[Records contained in a dataset]
════════════════
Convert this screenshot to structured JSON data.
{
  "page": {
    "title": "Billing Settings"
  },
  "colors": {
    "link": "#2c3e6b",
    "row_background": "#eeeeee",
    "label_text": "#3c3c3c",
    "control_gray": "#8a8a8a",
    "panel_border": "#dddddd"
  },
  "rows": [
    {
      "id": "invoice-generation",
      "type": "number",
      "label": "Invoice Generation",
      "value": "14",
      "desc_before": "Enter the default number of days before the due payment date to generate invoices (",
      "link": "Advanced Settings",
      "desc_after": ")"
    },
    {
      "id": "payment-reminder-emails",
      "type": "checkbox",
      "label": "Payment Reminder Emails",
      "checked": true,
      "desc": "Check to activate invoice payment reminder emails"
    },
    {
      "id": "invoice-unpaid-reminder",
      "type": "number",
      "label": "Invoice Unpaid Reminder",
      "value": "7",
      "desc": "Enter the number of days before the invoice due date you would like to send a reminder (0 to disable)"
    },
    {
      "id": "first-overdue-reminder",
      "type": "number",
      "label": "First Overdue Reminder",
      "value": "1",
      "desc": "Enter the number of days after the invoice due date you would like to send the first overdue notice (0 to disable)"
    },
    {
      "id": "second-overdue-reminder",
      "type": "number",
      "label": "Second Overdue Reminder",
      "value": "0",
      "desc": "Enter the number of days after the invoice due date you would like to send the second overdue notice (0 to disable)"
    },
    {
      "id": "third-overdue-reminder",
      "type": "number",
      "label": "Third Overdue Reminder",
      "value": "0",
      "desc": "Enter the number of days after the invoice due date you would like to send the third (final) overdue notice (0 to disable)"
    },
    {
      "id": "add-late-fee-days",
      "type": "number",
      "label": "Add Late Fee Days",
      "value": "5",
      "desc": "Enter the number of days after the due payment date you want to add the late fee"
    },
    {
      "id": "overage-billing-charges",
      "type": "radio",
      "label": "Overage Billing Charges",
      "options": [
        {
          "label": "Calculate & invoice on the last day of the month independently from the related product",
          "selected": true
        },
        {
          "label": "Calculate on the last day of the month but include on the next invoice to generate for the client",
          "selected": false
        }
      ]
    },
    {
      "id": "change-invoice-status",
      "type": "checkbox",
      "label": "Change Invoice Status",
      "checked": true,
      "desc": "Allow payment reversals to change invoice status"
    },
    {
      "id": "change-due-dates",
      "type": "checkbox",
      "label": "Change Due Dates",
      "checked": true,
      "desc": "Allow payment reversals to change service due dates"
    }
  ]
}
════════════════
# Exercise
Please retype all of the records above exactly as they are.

# Your response
Convert this screenshot to structured JSON data.
{
  "page": {
    "title": "Billing Settings"
  },
  "colors": {
    "link": "#2c3e6b",
    "row_background": "#eeeeee",
    "label_text": "#3c3c3c",
    "control_gray": "#8a8a8a",
    "panel_border": "#dddddd"
  },
  "rows": [
    {
      "id": "invoice-generation",
      "type": "number",
      "label": "Invoice Generation",
      "value": "14",
      "desc_before": "Enter the default number of days before the due payment date to generate invoices (",
      "link": "Advanced Settings",
      "desc_after": ")"
    },
    {
      "id": "payment-reminder-emails",
      "type": "checkbox",
      "label": "Payment Reminder Emails",
      "checked": true,
      "desc": "Check to activate invoice payment reminder emails"
    },
    {
      "id": "invoice-unpaid-reminder",
      "type": "number",
      "label": "Invoice Unpaid Reminder",
      "value": "7",
      "desc": "Enter the number of days before the invoice due date you would like to send a reminder (0 to disable)"
    },
    {
      "id": "first-overdue-reminder",
      "type": "number",
      "label": "First Overdue Reminder",
      "value": "1",
      "desc": "Enter the number of days after the invoice due date you would like to send the first overdue notice (0 to disable)"
    },
    {
      "id": "second-overdue-reminder",
      "type": "number",
      "label": "Second Overdue Reminder",
      "value": "0",
      "desc": "Enter the number of days after the invoice due date you would like to send the second overdue notice (0 to disable)"
    },
    {
      "id": "third-overdue-reminder",
      "type": "number",
      "label": "Third Overdue Reminder",
      "value": "0",
      "desc": "Enter the number of days after the invoice due date you would like to send the third (final) overdue notice (0 to disable)"
    },
    {
      "id": "add-late-fee-days",
      "type": "number",
      "label": "Add Late Fee Days",
      "value": "5",
      "desc": "Enter the number of days after the due payment date you want to add the late fee"
    },
    {
      "id": "overage-billing-charges",
      "type": "radio",
      "label": "Overage Billing Charges",
      "options": [
        {
          "label": "Calculate & invoice on the last day of the month independently from the related product",
          "selected": true
        },
        {
          "label": "Calculate on the last day of the month but include on the next invoice to generate for the client",
          "selected": false
        }
      ]
    },
    {
      "id": "change-invoice-status",
      "type": "checkbox",
      "label": "Change Invoice Status",
      "checked": true,
      "desc": "Allow payment reversals to change invoice status"
    },
    {
      "id": "change-due-dates",
      "type": "checkbox",
      "label": "Change Due Dates",
      "checked": true,
      "desc": "Allow payment reversals to change service due dates"
    }
  ]
}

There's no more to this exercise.